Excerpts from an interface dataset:
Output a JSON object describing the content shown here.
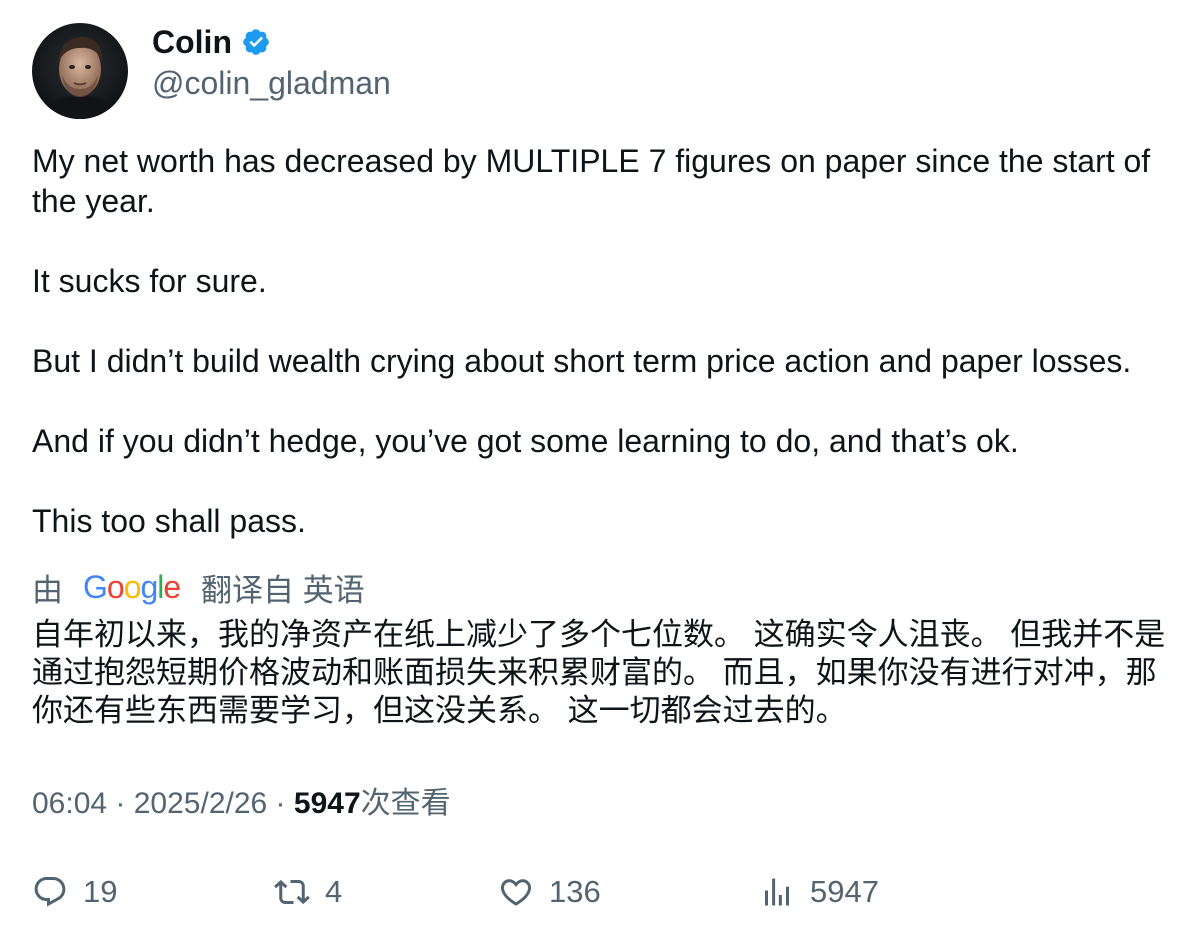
{
  "author": {
    "display_name": "Colin",
    "handle": "@colin_gladman",
    "verified": true,
    "verified_color": "#1d9bf0"
  },
  "tweet": {
    "paragraphs": [
      "My net worth has decreased by MULTIPLE 7 figures on paper since the start of the year.",
      "It sucks for sure.",
      "But I didn’t build wealth crying about short term price action and paper losses.",
      "And if you didn’t hedge, you’ve got some learning to do, and that’s ok.",
      "This too shall pass."
    ]
  },
  "translation": {
    "prefix": "由",
    "provider": "Google",
    "suffix": "翻译自 英语",
    "text": "自年初以来，我的净资产在纸上减少了多个七位数。 这确实令人沮丧。 但我并不是通过抱怨短期价格波动和账面损失来积累财富的。 而且，如果你没有进行对冲，那你还有些东西需要学习，但这没关系。 这一切都会过去的。"
  },
  "meta": {
    "time": "06:04",
    "separator": " · ",
    "date": "2025/2/26",
    "views": "5947",
    "views_label": "次查看"
  },
  "actions": {
    "replies": "19",
    "retweets": "4",
    "likes": "136",
    "views": "5947",
    "icon_color": "#536471"
  }
}
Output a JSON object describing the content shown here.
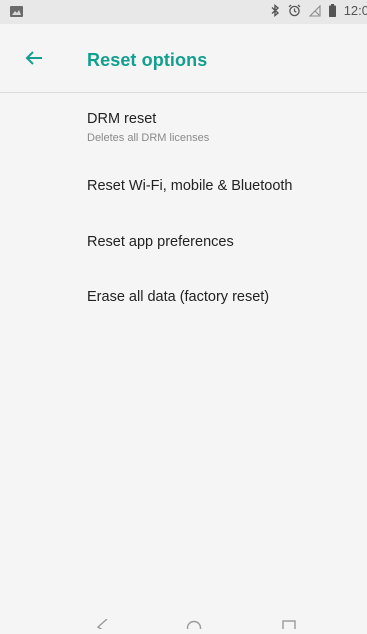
{
  "status_bar": {
    "time": "12:0",
    "icons": [
      "image-icon",
      "bluetooth-icon",
      "alarm-icon",
      "no-signal-icon",
      "battery-icon"
    ]
  },
  "toolbar": {
    "title": "Reset options",
    "back_icon": "arrow-left-icon"
  },
  "items": [
    {
      "title": "DRM reset",
      "subtitle": "Deletes all DRM licenses"
    },
    {
      "title": "Reset Wi-Fi, mobile & Bluetooth"
    },
    {
      "title": "Reset app preferences"
    },
    {
      "title": "Erase all data (factory reset)"
    }
  ],
  "nav_bar": {
    "icons": [
      "back-triangle-icon",
      "home-circle-icon",
      "recents-square-icon"
    ]
  },
  "colors": {
    "accent": "#129f8f",
    "background": "#f5f5f5",
    "status_bar": "#e8e8e8"
  }
}
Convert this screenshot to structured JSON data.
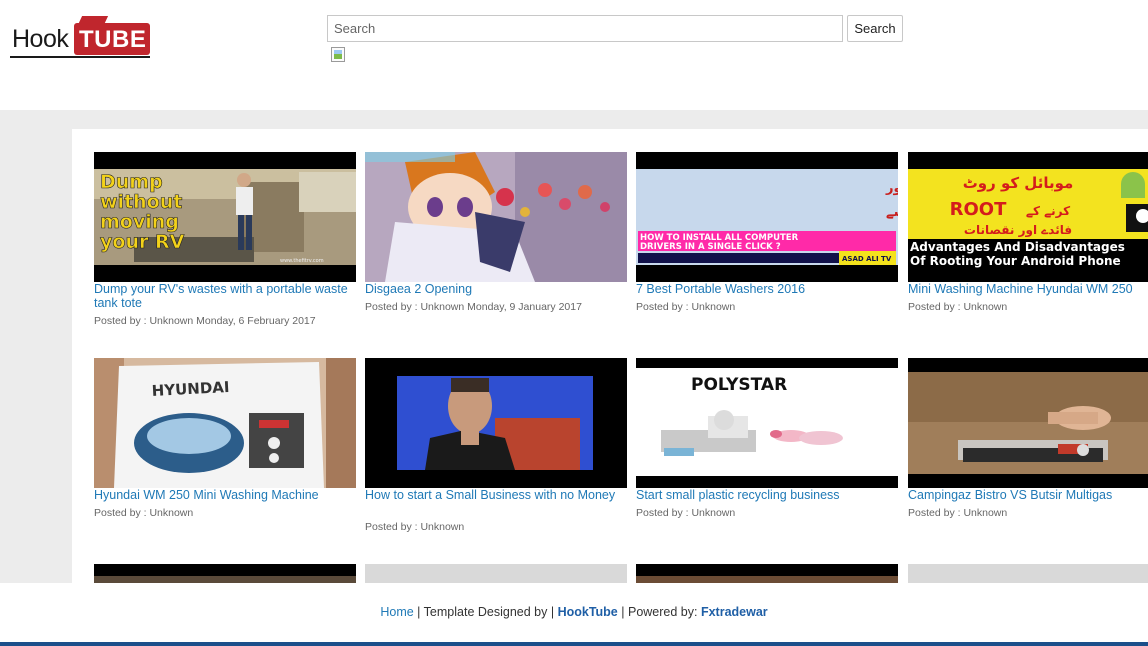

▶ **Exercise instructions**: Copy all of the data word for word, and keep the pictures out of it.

▶ **Solution for this exercise**:
Output a JSON object describing the content shown here.
{
  "author": {
    "display_name": "Colin",
    "handle": "@colin_gladman",
    "verified": true,
    "verified_color": "#1d9bf0"
  },
  "tweet": {
    "paragraphs": [
      "My net worth has decreased by MULTIPLE 7 figures on paper since the start of the year.",
      "It sucks for sure.",
      "But I didn’t build wealth crying about short term price action and paper losses.",
      "And if you didn’t hedge, you’ve got some learning to do, and that’s ok.",
      "This too shall pass."
    ]
  },
  "translation": {
    "prefix": "由",
    "provider": "Google",
    "suffix": "翻译自 英语",
    "text": "自年初以来，我的净资产在纸上减少了多个七位数。 这确实令人沮丧。 但我并不是通过抱怨短期价格波动和账面损失来积累财富的。 而且，如果你没有进行对冲，那你还有些东西需要学习，但这没关系。 这一切都会过去的。"
  },
  "meta": {
    "time": "06:04",
    "separator": " · ",
    "date": "2025/2/26",
    "views": "5947",
    "views_label": "次查看"
  },
  "actions": {
    "replies": "19",
    "retweets": "4",
    "likes": "136",
    "views": "5947",
    "icon_color": "#536471"
  }
}
Output a JSON object describing the content shown here.
{
  "status_bar": {
    "time": "12:0",
    "icons": [
      "image-icon",
      "bluetooth-icon",
      "alarm-icon",
      "no-signal-icon",
      "battery-icon"
    ]
  },
  "toolbar": {
    "title": "Reset options",
    "back_icon": "arrow-left-icon"
  },
  "items": [
    {
      "title": "DRM reset",
      "subtitle": "Deletes all DRM licenses"
    },
    {
      "title": "Reset Wi-Fi, mobile & Bluetooth"
    },
    {
      "title": "Reset app preferences"
    },
    {
      "title": "Erase all data (factory reset)"
    }
  ],
  "nav_bar": {
    "icons": [
      "back-triangle-icon",
      "home-circle-icon",
      "recents-square-icon"
    ]
  },
  "colors": {
    "accent": "#129f8f",
    "background": "#f5f5f5",
    "status_bar": "#e8e8e8"
  }
}
Convert this screenshot to structured JSON data.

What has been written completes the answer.